CINCINNATI — The Cincinnati Public Schools Board of Education can’t control the flow of traffic or the shape of roads within the city, but with a unanimous Monday night vote, its members made a commitment to reducing pedestrian fatalities however they can.
The board has a vested interest in “Vision Zero,” the nationwide pedestrian-safety initiative its members voted to join. Its stated goal is to “eliminate all traffic fatalities and severe injuries” — both of which CPS students have experienced on their walks to school.
The vote arrived a little over a year after the death of 15-year-old Gabriella Rodriguez, who was hit twice while crossing Harrison Avenue on her way to a bus stop Sept. 10, 2018. The first car knocked her down. The second rolled over her.
Her mother, who spent the year advocating for a safer Harrison Avenue, spoke ahead of Monday night’s vote.
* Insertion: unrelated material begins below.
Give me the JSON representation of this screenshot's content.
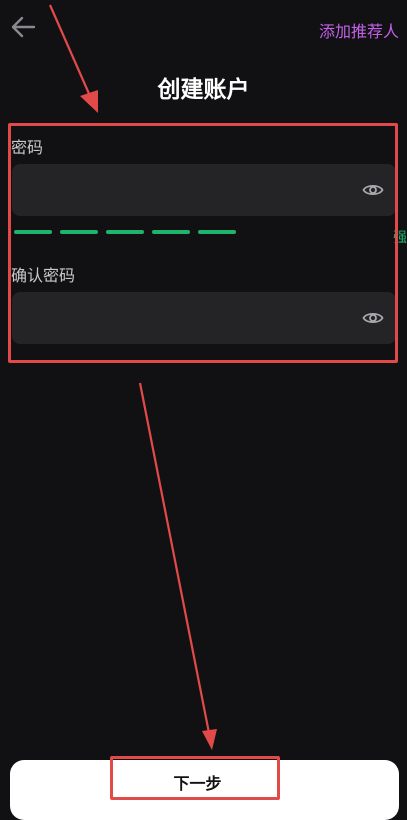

“Being without Gabby for a year has been pretty, pretty tough,” she said. Of the commitment to Vision Zero: "Any change is better than no change."
The tasks of rearranging Cincinnati’s roadways or installing new monitoring equipment still fall to the city, which moved to begin developing a Vision Zero plan in early summer. The school district’s role, according to board members, which be about education and advocacy.
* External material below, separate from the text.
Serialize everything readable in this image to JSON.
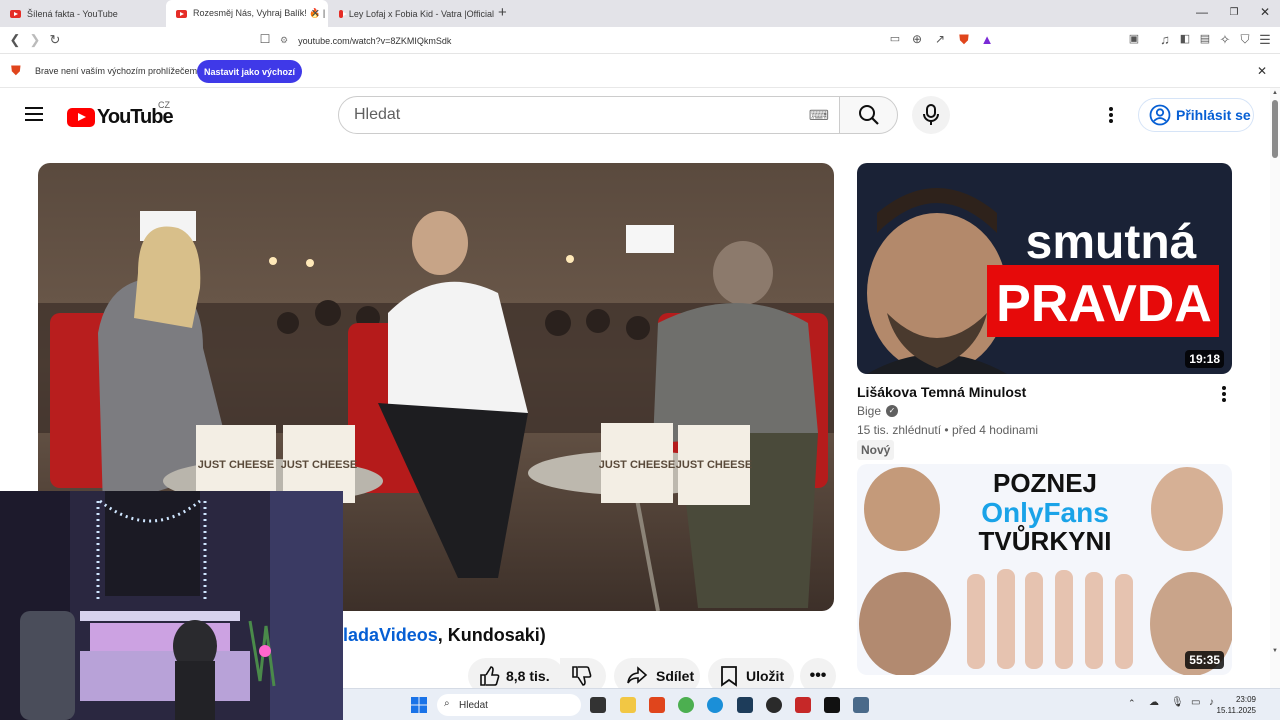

School board member Eve Bolton said CPS will work with the city to push for safer streets on behalf of its students. Although Gabriella Rodriguez was the last fatality, six students have been struck on their walks to and from school since the beginning of the new school year.
"We also want to begin to be much more proactive in educating our children about how you do cross the street or how you do drive,” Bolton said.
She plans to start immediately.